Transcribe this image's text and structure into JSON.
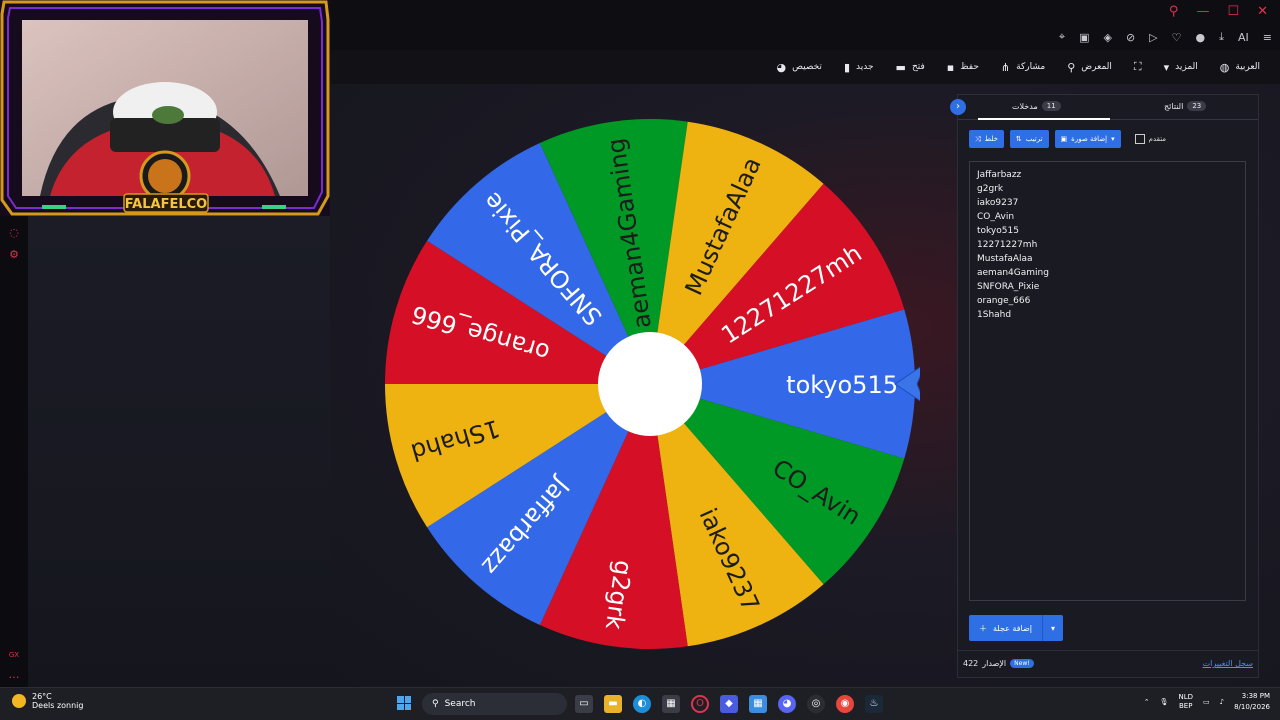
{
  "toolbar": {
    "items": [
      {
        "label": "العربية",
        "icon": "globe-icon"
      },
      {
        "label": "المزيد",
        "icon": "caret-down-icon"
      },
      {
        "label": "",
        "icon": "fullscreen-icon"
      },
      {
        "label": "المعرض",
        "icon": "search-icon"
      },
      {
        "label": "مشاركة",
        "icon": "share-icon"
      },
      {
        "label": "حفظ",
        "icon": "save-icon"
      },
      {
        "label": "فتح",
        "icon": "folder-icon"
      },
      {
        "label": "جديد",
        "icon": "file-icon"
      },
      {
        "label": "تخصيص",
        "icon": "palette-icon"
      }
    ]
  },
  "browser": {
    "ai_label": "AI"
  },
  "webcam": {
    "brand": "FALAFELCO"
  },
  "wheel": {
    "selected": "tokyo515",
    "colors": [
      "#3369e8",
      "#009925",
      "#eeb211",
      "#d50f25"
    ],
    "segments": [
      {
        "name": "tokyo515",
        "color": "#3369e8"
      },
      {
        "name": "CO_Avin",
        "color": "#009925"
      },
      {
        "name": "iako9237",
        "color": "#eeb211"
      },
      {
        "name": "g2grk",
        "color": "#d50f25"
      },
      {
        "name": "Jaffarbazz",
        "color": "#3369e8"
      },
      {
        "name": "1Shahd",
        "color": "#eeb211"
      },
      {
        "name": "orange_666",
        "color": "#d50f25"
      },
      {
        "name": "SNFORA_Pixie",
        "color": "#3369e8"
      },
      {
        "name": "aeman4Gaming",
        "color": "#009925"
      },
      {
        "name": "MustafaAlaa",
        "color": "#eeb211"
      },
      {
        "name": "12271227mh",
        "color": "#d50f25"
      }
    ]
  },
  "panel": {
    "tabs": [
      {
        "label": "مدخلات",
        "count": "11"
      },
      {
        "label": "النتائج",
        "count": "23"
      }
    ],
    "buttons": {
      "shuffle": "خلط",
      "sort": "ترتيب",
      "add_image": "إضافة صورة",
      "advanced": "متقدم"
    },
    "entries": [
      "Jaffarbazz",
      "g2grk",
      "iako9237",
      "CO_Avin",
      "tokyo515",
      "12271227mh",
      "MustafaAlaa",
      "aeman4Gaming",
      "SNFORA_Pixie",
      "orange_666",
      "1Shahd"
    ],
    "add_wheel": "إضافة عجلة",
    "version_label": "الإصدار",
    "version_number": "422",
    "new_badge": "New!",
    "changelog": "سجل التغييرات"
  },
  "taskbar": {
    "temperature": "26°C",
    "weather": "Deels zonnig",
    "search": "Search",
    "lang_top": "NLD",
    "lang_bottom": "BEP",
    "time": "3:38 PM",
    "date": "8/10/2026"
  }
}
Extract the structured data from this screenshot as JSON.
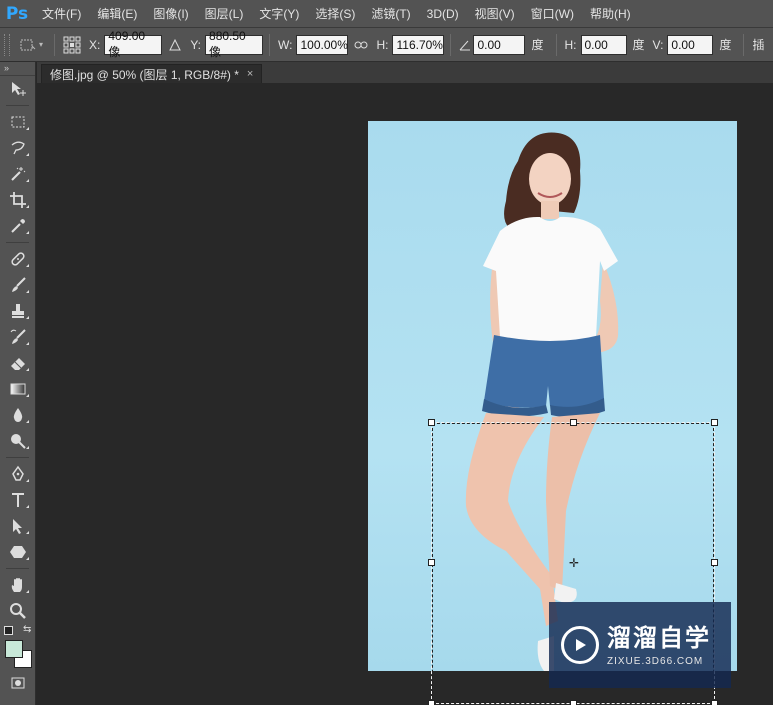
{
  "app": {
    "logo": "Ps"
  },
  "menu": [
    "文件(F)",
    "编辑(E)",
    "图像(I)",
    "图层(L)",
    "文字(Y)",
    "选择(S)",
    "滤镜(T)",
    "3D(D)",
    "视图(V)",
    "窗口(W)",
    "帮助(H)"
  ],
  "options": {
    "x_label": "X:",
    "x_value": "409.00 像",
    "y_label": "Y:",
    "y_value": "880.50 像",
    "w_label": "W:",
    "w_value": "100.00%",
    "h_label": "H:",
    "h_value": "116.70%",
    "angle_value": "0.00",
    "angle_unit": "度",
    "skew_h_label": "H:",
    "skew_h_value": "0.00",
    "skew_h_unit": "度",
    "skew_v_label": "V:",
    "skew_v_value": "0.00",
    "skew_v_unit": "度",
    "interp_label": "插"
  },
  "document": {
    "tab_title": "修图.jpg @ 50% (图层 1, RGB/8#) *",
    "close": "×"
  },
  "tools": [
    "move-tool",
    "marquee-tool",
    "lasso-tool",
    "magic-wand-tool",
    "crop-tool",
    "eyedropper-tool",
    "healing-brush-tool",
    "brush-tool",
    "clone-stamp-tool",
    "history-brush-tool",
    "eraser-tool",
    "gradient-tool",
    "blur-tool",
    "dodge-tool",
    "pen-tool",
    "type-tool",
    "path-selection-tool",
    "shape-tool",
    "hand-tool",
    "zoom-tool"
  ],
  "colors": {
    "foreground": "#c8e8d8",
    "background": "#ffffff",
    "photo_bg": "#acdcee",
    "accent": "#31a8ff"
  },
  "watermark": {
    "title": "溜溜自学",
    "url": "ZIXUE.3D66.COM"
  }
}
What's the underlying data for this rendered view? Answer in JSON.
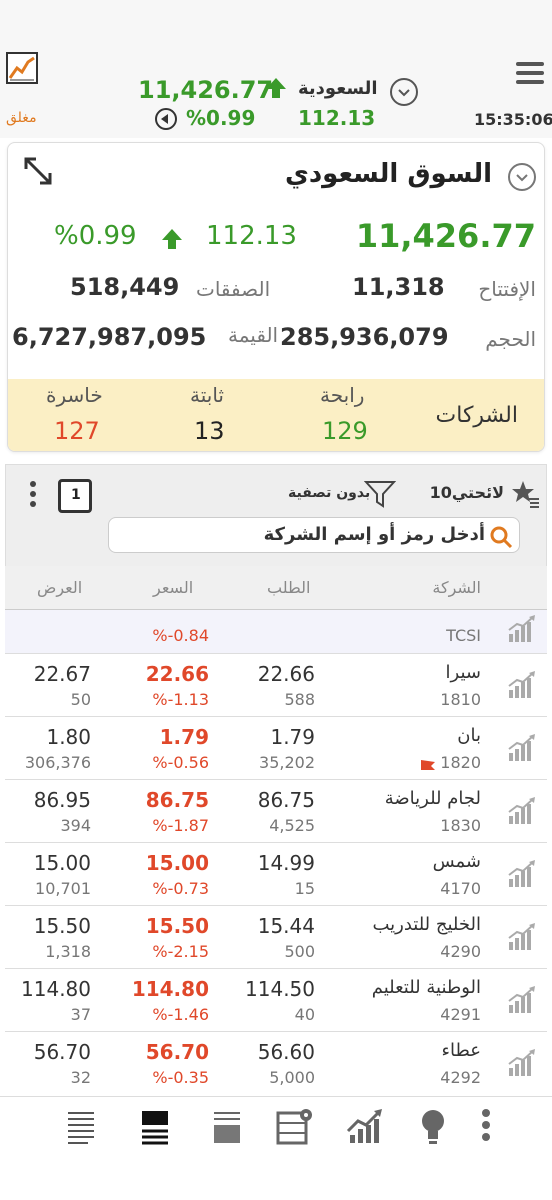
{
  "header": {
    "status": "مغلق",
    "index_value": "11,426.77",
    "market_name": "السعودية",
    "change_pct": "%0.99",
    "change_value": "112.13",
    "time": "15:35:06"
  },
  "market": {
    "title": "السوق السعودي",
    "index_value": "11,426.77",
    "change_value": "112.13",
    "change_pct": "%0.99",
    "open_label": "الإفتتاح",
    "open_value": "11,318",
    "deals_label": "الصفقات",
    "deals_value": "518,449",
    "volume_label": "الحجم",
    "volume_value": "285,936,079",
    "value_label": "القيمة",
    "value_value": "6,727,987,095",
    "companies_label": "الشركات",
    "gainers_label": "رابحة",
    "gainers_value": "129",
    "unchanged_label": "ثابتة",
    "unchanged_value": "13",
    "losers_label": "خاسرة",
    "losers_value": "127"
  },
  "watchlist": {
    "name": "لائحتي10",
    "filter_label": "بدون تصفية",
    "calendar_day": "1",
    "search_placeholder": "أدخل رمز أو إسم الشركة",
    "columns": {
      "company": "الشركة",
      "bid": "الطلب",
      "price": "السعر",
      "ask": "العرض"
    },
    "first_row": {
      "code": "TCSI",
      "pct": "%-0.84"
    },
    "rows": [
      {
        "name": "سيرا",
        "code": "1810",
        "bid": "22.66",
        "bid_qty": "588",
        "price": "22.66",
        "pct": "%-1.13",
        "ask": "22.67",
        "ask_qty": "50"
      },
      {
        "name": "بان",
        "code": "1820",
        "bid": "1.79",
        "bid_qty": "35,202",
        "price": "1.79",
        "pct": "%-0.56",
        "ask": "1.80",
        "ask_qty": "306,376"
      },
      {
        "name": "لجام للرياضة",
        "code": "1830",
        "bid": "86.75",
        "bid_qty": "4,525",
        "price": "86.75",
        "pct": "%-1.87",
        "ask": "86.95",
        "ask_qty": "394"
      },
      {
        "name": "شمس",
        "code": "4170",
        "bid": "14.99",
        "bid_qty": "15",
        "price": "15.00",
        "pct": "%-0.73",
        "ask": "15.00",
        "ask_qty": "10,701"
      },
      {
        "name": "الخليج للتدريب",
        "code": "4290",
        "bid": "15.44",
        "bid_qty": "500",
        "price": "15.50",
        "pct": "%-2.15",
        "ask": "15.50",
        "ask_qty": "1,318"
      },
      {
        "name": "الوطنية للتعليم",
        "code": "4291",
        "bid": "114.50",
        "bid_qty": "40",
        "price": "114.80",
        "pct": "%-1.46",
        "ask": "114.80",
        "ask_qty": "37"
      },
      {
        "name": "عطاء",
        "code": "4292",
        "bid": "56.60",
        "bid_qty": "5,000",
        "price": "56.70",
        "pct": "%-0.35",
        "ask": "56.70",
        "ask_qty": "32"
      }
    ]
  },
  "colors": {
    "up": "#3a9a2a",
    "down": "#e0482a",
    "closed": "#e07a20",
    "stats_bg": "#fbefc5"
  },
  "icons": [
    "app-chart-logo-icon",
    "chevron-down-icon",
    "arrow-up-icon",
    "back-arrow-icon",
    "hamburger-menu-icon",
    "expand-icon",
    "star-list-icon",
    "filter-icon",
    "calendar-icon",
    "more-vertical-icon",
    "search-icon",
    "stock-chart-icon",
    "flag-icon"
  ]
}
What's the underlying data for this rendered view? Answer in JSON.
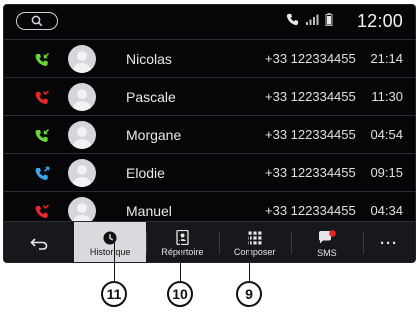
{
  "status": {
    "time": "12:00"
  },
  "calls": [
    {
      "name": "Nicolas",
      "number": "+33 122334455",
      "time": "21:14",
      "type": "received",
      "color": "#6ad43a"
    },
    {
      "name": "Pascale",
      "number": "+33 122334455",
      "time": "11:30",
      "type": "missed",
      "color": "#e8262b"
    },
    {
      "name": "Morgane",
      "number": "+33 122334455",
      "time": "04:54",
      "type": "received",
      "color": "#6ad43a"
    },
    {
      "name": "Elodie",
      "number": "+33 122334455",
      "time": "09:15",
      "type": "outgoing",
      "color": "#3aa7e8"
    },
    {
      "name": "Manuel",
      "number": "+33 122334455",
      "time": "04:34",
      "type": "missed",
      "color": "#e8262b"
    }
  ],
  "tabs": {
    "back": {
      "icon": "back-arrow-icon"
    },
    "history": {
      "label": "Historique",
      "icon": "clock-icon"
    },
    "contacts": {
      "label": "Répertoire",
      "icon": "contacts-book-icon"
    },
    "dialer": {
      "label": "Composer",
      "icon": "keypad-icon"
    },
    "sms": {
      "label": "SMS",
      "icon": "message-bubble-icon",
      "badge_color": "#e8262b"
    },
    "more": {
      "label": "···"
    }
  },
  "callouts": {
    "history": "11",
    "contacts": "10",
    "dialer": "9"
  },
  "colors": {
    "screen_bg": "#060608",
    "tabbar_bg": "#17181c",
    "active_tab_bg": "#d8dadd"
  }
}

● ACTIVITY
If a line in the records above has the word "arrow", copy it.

● OUTPUT FOR THIS EXERCISE
    "arrow-up-icon",
    "back-arrow-icon",
      "icon": "back-arrow-icon"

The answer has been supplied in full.